While it may be that each of us has an inherent bias away or toward control, it’s pretty clear that it is also a skill that can be learned, and that different industries allocate control to people as part of their hierarchies. It’s also true that different cultures have evolved to allocate and teach control preference in different ways. Sometimes it’s based on gender and caste, but there are also cultural mores that have been fueled by industry, the patriarchy and governance.

One of the things we certainly have control over is deciding whether we’ll seek to spend our days in control or not. We might have to make sacrifices along the way, but the feeling is up to us.

[part 1 of a series]

Fear of strangers

Why are we more likely to take off our masks or avoid social distancing with a group of friends at a party instead of strangers on the train?

Why do we drive more carefully in a new neighborhood instead of near our home?

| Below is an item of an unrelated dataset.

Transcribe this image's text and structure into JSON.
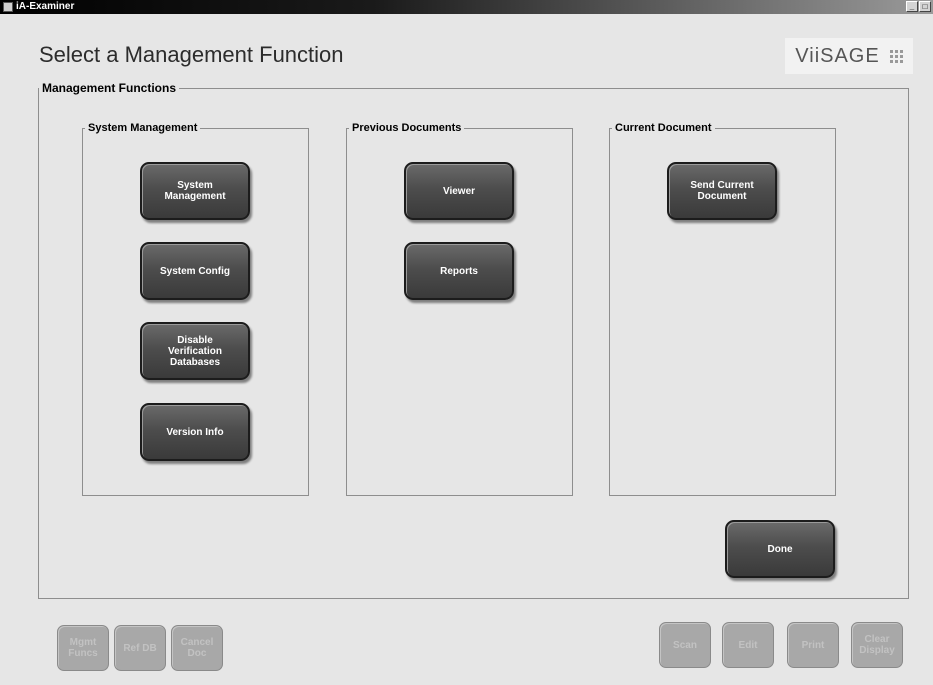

Why trust the advice of a doctor who looks like us, or went to the same school we did?

Our evolved preference for familiarity often backfires. There are many signals that give us useful information about whether a situation is productive or safe. But pre-existing social networks might not be the best one.

The myth about the apples

In settings where sorting is difficult, half a bushel of perfect apples is worth more than a full bushel with a rotten apple in it.

One bad apple can spoil a whole bunch.

We pay a significant premium for pre-selection, confidence and a guarantee.

Sorting adds value.

“The dog ate my homework”

How did the dog become your teacher’s problem?

When we’re actively enrolled in a journey, it’s on us. That’s the requirement once you choose to act professionally. You know the terms, the dates, the structure. It wasn’t even fine print. It’s simply the structure you agreed to be part of.

Of course, enrollment is frightening. Because enrollment confers responsibility. “This is something I’m choosing to do.”

Compulsory education doesn’t often lead to real learning. That’s because compulsory education is coerced. There’s no active enrollment.

For the rest of us, there’s the chance to engage and to move forward. And part of the journey is acknowledging that we have a dog, that life gets in the way, that it’s never the ideal moment or the perfect time. And then doing something about it.

Leaping isn’t easy, but it’s far better and safer than the alternative.